## [Task material]
--------------------------------

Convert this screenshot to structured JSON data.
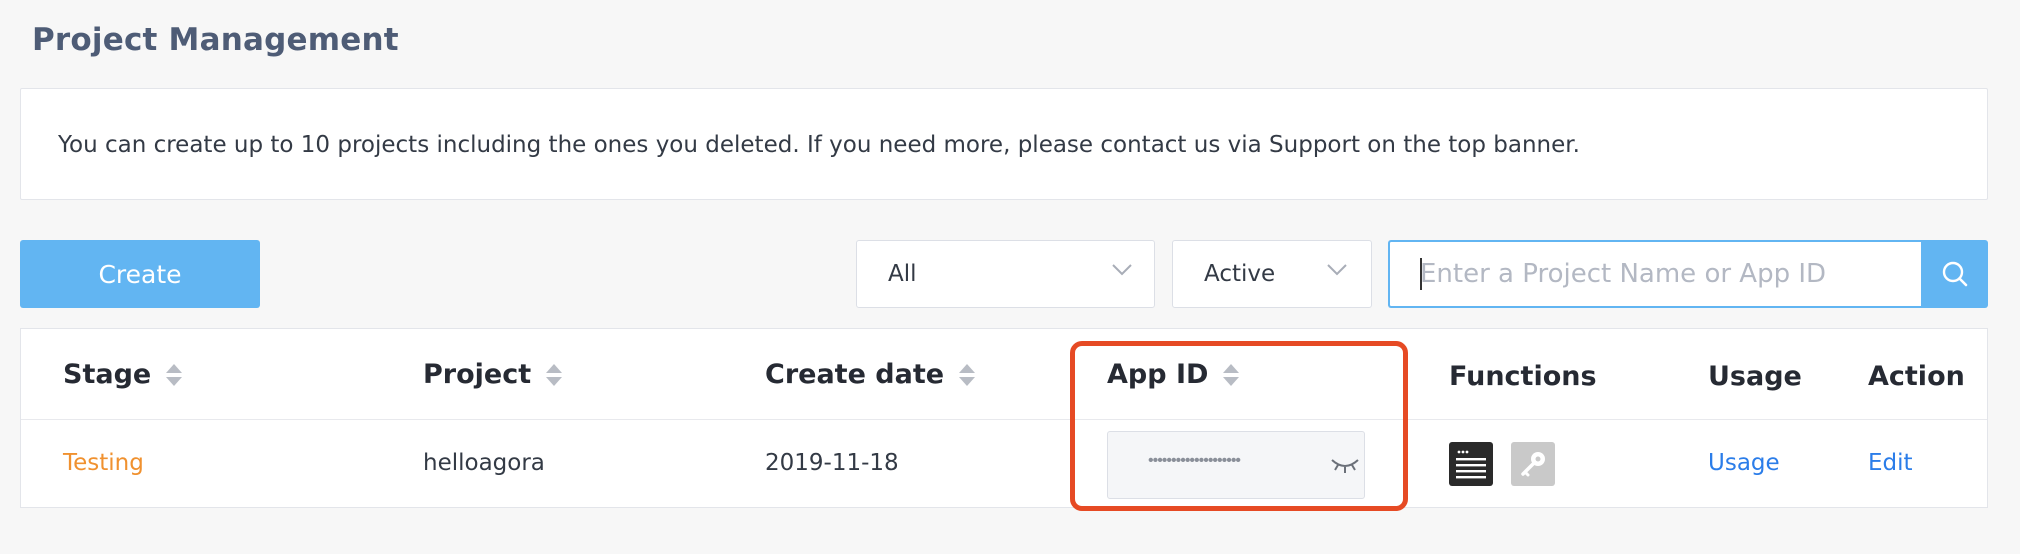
{
  "page": {
    "title": "Project Management",
    "notice": "You can create up to 10 projects including the ones you deleted. If you need more, please contact us via Support on the top banner."
  },
  "toolbar": {
    "create_label": "Create",
    "filter_all": "All",
    "filter_status": "Active",
    "search_placeholder": "Enter a Project Name or App ID"
  },
  "table": {
    "headers": {
      "stage": "Stage",
      "project": "Project",
      "create_date": "Create date",
      "app_id": "App ID",
      "functions": "Functions",
      "usage": "Usage",
      "action": "Action"
    },
    "rows": [
      {
        "stage": "Testing",
        "project": "helloagora",
        "create_date": "2019-11-18",
        "app_id_masked": "••••••••••••••••••••",
        "usage_link": "Usage",
        "action_link": "Edit"
      }
    ]
  },
  "colors": {
    "accent": "#62b5f2",
    "stage_testing": "#f0912f",
    "link": "#2b7de9",
    "highlight": "#e64a24"
  },
  "icons": {
    "sort": "sort-icon",
    "chevron": "chevron-down-icon",
    "search": "search-icon",
    "eye": "eye-closed-icon",
    "menu": "menu-list-icon",
    "key": "key-icon"
  }
}
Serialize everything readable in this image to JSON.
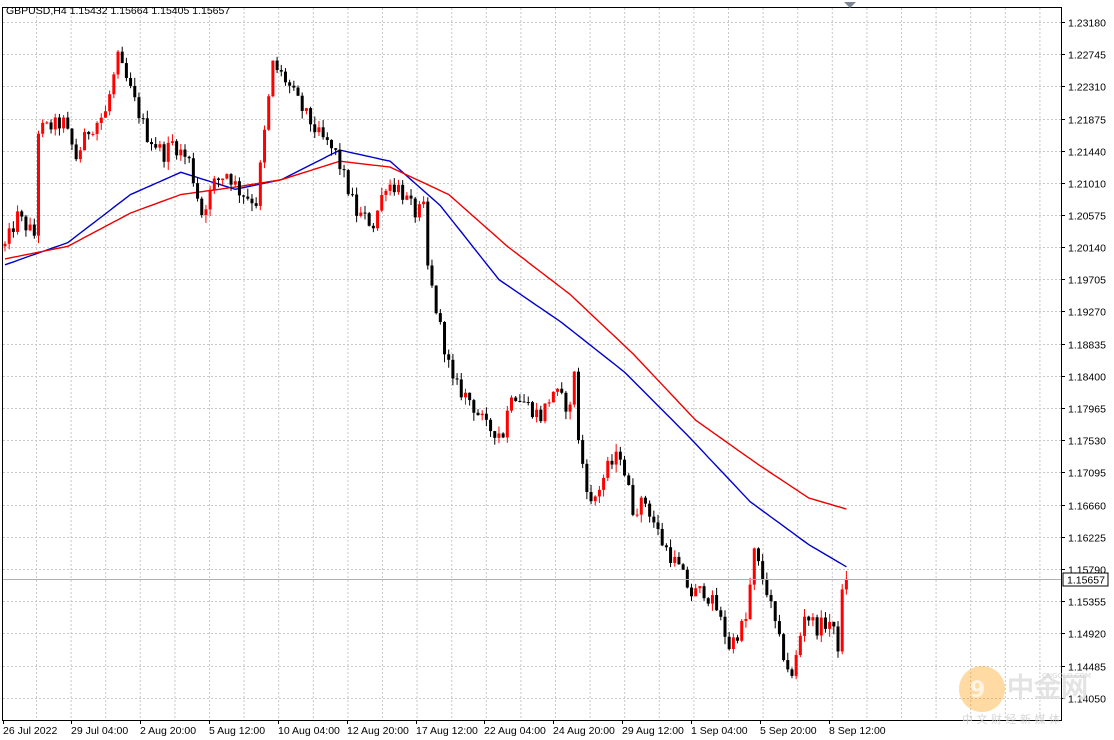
{
  "chart_data": {
    "type": "candlestick",
    "symbol_info": "GBPUSD,H4",
    "ohlc_text": "1.15432 1.15664 1.15405 1.15657",
    "current_price_label": "1.15657",
    "current_price": 1.15657,
    "y_ticks": [
      "1.23180",
      "1.22745",
      "1.22310",
      "1.21875",
      "1.21440",
      "1.21010",
      "1.20575",
      "1.20140",
      "1.19705",
      "1.19270",
      "1.18835",
      "1.18400",
      "1.17965",
      "1.17530",
      "1.17095",
      "1.16660",
      "1.16225",
      "1.15790",
      "1.15355",
      "1.14920",
      "1.14485",
      "1.14050"
    ],
    "ylim": [
      1.1375,
      1.2337
    ],
    "x_ticks": [
      "26 Jul 2022",
      "29 Jul 04:00",
      "2 Aug 20:00",
      "5 Aug 12:00",
      "10 Aug 04:00",
      "12 Aug 20:00",
      "17 Aug 12:00",
      "22 Aug 04:00",
      "24 Aug 20:00",
      "29 Aug 12:00",
      "1 Sep 04:00",
      "5 Sep 20:00",
      "8 Sep 12:00"
    ],
    "up_color": "#ff0000",
    "down_color": "#000000",
    "anchors": [
      [
        0,
        1.2015
      ],
      [
        3,
        1.2055
      ],
      [
        7,
        1.203
      ],
      [
        8,
        1.2172
      ],
      [
        14,
        1.2182
      ],
      [
        17,
        1.2135
      ],
      [
        20,
        1.2172
      ],
      [
        24,
        1.2195
      ],
      [
        27,
        1.2268
      ],
      [
        30,
        1.2225
      ],
      [
        34,
        1.2165
      ],
      [
        38,
        1.214
      ],
      [
        40,
        1.2155
      ],
      [
        44,
        1.213
      ],
      [
        47,
        1.206
      ],
      [
        50,
        1.21
      ],
      [
        53,
        1.2115
      ],
      [
        56,
        1.209
      ],
      [
        60,
        1.2075
      ],
      [
        64,
        1.226
      ],
      [
        67,
        1.224
      ],
      [
        71,
        1.22
      ],
      [
        75,
        1.2165
      ],
      [
        79,
        1.214
      ],
      [
        84,
        1.206
      ],
      [
        88,
        1.2045
      ],
      [
        91,
        1.21
      ],
      [
        94,
        1.2095
      ],
      [
        98,
        1.206
      ],
      [
        100,
        1.2065
      ],
      [
        101,
        1.1985
      ],
      [
        103,
        1.193
      ],
      [
        107,
        1.183
      ],
      [
        111,
        1.1808
      ],
      [
        115,
        1.177
      ],
      [
        119,
        1.1762
      ],
      [
        121,
        1.182
      ],
      [
        125,
        1.18
      ],
      [
        128,
        1.1785
      ],
      [
        131,
        1.182
      ],
      [
        135,
        1.1795
      ],
      [
        136,
        1.185
      ],
      [
        137,
        1.175
      ],
      [
        140,
        1.1665
      ],
      [
        144,
        1.1715
      ],
      [
        147,
        1.1735
      ],
      [
        150,
        1.166
      ],
      [
        153,
        1.167
      ],
      [
        157,
        1.1615
      ],
      [
        161,
        1.158
      ],
      [
        164,
        1.1545
      ],
      [
        167,
        1.155
      ],
      [
        170,
        1.1525
      ],
      [
        173,
        1.1475
      ],
      [
        177,
        1.151
      ],
      [
        179,
        1.16
      ],
      [
        182,
        1.155
      ],
      [
        185,
        1.148
      ],
      [
        188,
        1.143
      ],
      [
        191,
        1.152
      ],
      [
        194,
        1.15
      ],
      [
        197,
        1.1508
      ],
      [
        199,
        1.1476
      ],
      [
        200,
        1.1543
      ],
      [
        201,
        1.1566
      ]
    ],
    "ma_blue": [
      [
        0,
        1.199
      ],
      [
        15,
        1.202
      ],
      [
        30,
        1.2085
      ],
      [
        42,
        1.2115
      ],
      [
        55,
        1.2092
      ],
      [
        66,
        1.2105
      ],
      [
        80,
        1.2145
      ],
      [
        92,
        1.213
      ],
      [
        104,
        1.207
      ],
      [
        118,
        1.197
      ],
      [
        133,
        1.1912
      ],
      [
        148,
        1.1845
      ],
      [
        163,
        1.176
      ],
      [
        178,
        1.167
      ],
      [
        192,
        1.1612
      ],
      [
        201,
        1.1582
      ]
    ],
    "ma_red": [
      [
        0,
        1.1998
      ],
      [
        15,
        1.2015
      ],
      [
        30,
        1.206
      ],
      [
        42,
        1.2085
      ],
      [
        55,
        1.2095
      ],
      [
        66,
        1.2105
      ],
      [
        80,
        1.213
      ],
      [
        92,
        1.2122
      ],
      [
        106,
        1.2085
      ],
      [
        120,
        1.2015
      ],
      [
        135,
        1.195
      ],
      [
        150,
        1.187
      ],
      [
        165,
        1.178
      ],
      [
        180,
        1.172
      ],
      [
        192,
        1.1675
      ],
      [
        201,
        1.166
      ]
    ],
    "ma_blue_color": "#0000cc",
    "ma_red_color": "#ee0000"
  },
  "watermark": {
    "logo_text": "中金网",
    "url_text": "CNGOLD.COM",
    "sub_text": "中 文 财 经 新 媒 体"
  }
}
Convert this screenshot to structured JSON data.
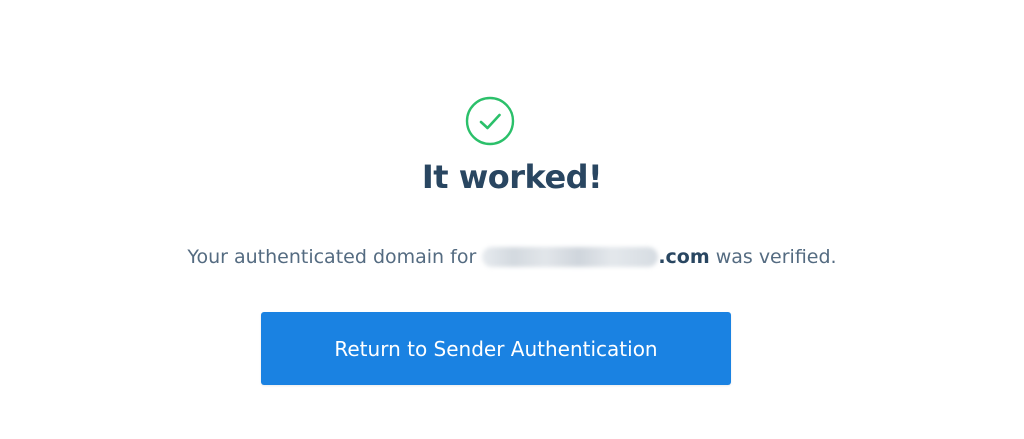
{
  "status": {
    "icon": "check-circle-icon",
    "title": "It worked!",
    "success_color": "#2bc06a"
  },
  "message": {
    "prefix": "Your authenticated domain for ",
    "domain_suffix": ".com",
    "suffix": " was verified."
  },
  "actions": {
    "return_label": "Return to Sender Authentication",
    "button_color": "#1a82e2"
  },
  "colors": {
    "heading": "#294661",
    "body_text": "#546b81"
  }
}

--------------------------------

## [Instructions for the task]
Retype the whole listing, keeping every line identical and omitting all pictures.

## [Solution to the exercise]
Convert this screenshot to structured JSON data.
{
  "page": {
    "title": "Project Management",
    "notice": "You can create up to 10 projects including the ones you deleted. If you need more, please contact us via Support on the top banner."
  },
  "toolbar": {
    "create_label": "Create",
    "filter_all": "All",
    "filter_status": "Active",
    "search_placeholder": "Enter a Project Name or App ID"
  },
  "table": {
    "headers": {
      "stage": "Stage",
      "project": "Project",
      "create_date": "Create date",
      "app_id": "App ID",
      "functions": "Functions",
      "usage": "Usage",
      "action": "Action"
    },
    "rows": [
      {
        "stage": "Testing",
        "project": "helloagora",
        "create_date": "2019-11-18",
        "app_id_masked": "••••••••••••••••••••",
        "usage_link": "Usage",
        "action_link": "Edit"
      }
    ]
  },
  "colors": {
    "accent": "#62b5f2",
    "stage_testing": "#f0912f",
    "link": "#2b7de9",
    "highlight": "#e64a24"
  },
  "icons": {
    "sort": "sort-icon",
    "chevron": "chevron-down-icon",
    "search": "search-icon",
    "eye": "eye-closed-icon",
    "menu": "menu-list-icon",
    "key": "key-icon"
  }
}
Serialize everything readable in this image to JSON.
{
  "chart_data": {
    "type": "candlestick",
    "symbol_info": "GBPUSD,H4",
    "ohlc_text": "1.15432 1.15664 1.15405 1.15657",
    "current_price_label": "1.15657",
    "current_price": 1.15657,
    "y_ticks": [
      "1.23180",
      "1.22745",
      "1.22310",
      "1.21875",
      "1.21440",
      "1.21010",
      "1.20575",
      "1.20140",
      "1.19705",
      "1.19270",
      "1.18835",
      "1.18400",
      "1.17965",
      "1.17530",
      "1.17095",
      "1.16660",
      "1.16225",
      "1.15790",
      "1.15355",
      "1.14920",
      "1.14485",
      "1.14050"
    ],
    "ylim": [
      1.1375,
      1.2337
    ],
    "x_ticks": [
      "26 Jul 2022",
      "29 Jul 04:00",
      "2 Aug 20:00",
      "5 Aug 12:00",
      "10 Aug 04:00",
      "12 Aug 20:00",
      "17 Aug 12:00",
      "22 Aug 04:00",
      "24 Aug 20:00",
      "29 Aug 12:00",
      "1 Sep 04:00",
      "5 Sep 20:00",
      "8 Sep 12:00"
    ],
    "up_color": "#ff0000",
    "down_color": "#000000",
    "anchors": [
      [
        0,
        1.2015
      ],
      [
        3,
        1.2055
      ],
      [
        7,
        1.203
      ],
      [
        8,
        1.2172
      ],
      [
        14,
        1.2182
      ],
      [
        17,
        1.2135
      ],
      [
        20,
        1.2172
      ],
      [
        24,
        1.2195
      ],
      [
        27,
        1.2268
      ],
      [
        30,
        1.2225
      ],
      [
        34,
        1.2165
      ],
      [
        38,
        1.214
      ],
      [
        40,
        1.2155
      ],
      [
        44,
        1.213
      ],
      [
        47,
        1.206
      ],
      [
        50,
        1.21
      ],
      [
        53,
        1.2115
      ],
      [
        56,
        1.209
      ],
      [
        60,
        1.2075
      ],
      [
        64,
        1.226
      ],
      [
        67,
        1.224
      ],
      [
        71,
        1.22
      ],
      [
        75,
        1.2165
      ],
      [
        79,
        1.214
      ],
      [
        84,
        1.206
      ],
      [
        88,
        1.2045
      ],
      [
        91,
        1.21
      ],
      [
        94,
        1.2095
      ],
      [
        98,
        1.206
      ],
      [
        100,
        1.2065
      ],
      [
        101,
        1.1985
      ],
      [
        103,
        1.193
      ],
      [
        107,
        1.183
      ],
      [
        111,
        1.1808
      ],
      [
        115,
        1.177
      ],
      [
        119,
        1.1762
      ],
      [
        121,
        1.182
      ],
      [
        125,
        1.18
      ],
      [
        128,
        1.1785
      ],
      [
        131,
        1.182
      ],
      [
        135,
        1.1795
      ],
      [
        136,
        1.185
      ],
      [
        137,
        1.175
      ],
      [
        140,
        1.1665
      ],
      [
        144,
        1.1715
      ],
      [
        147,
        1.1735
      ],
      [
        150,
        1.166
      ],
      [
        153,
        1.167
      ],
      [
        157,
        1.1615
      ],
      [
        161,
        1.158
      ],
      [
        164,
        1.1545
      ],
      [
        167,
        1.155
      ],
      [
        170,
        1.1525
      ],
      [
        173,
        1.1475
      ],
      [
        177,
        1.151
      ],
      [
        179,
        1.16
      ],
      [
        182,
        1.155
      ],
      [
        185,
        1.148
      ],
      [
        188,
        1.143
      ],
      [
        191,
        1.152
      ],
      [
        194,
        1.15
      ],
      [
        197,
        1.1508
      ],
      [
        199,
        1.1476
      ],
      [
        200,
        1.1543
      ],
      [
        201,
        1.1566
      ]
    ],
    "ma_blue": [
      [
        0,
        1.199
      ],
      [
        15,
        1.202
      ],
      [
        30,
        1.2085
      ],
      [
        42,
        1.2115
      ],
      [
        55,
        1.2092
      ],
      [
        66,
        1.2105
      ],
      [
        80,
        1.2145
      ],
      [
        92,
        1.213
      ],
      [
        104,
        1.207
      ],
      [
        118,
        1.197
      ],
      [
        133,
        1.1912
      ],
      [
        148,
        1.1845
      ],
      [
        163,
        1.176
      ],
      [
        178,
        1.167
      ],
      [
        192,
        1.1612
      ],
      [
        201,
        1.1582
      ]
    ],
    "ma_red": [
      [
        0,
        1.1998
      ],
      [
        15,
        1.2015
      ],
      [
        30,
        1.206
      ],
      [
        42,
        1.2085
      ],
      [
        55,
        1.2095
      ],
      [
        66,
        1.2105
      ],
      [
        80,
        1.213
      ],
      [
        92,
        1.2122
      ],
      [
        106,
        1.2085
      ],
      [
        120,
        1.2015
      ],
      [
        135,
        1.195
      ],
      [
        150,
        1.187
      ],
      [
        165,
        1.178
      ],
      [
        180,
        1.172
      ],
      [
        192,
        1.1675
      ],
      [
        201,
        1.166
      ]
    ],
    "ma_blue_color": "#0000cc",
    "ma_red_color": "#ee0000"
  },
  "watermark": {
    "logo_text": "中金网",
    "url_text": "CNGOLD.COM",
    "sub_text": "中 文 财 经 新 媒 体"
  }
}
Convert this screenshot to structured JSON data.
{
  "status": {
    "icon": "check-circle-icon",
    "title": "It worked!",
    "success_color": "#2bc06a"
  },
  "message": {
    "prefix": "Your authenticated domain for ",
    "domain_suffix": ".com",
    "suffix": " was verified."
  },
  "actions": {
    "return_label": "Return to Sender Authentication",
    "button_color": "#1a82e2"
  },
  "colors": {
    "heading": "#294661",
    "body_text": "#546b81"
  }
}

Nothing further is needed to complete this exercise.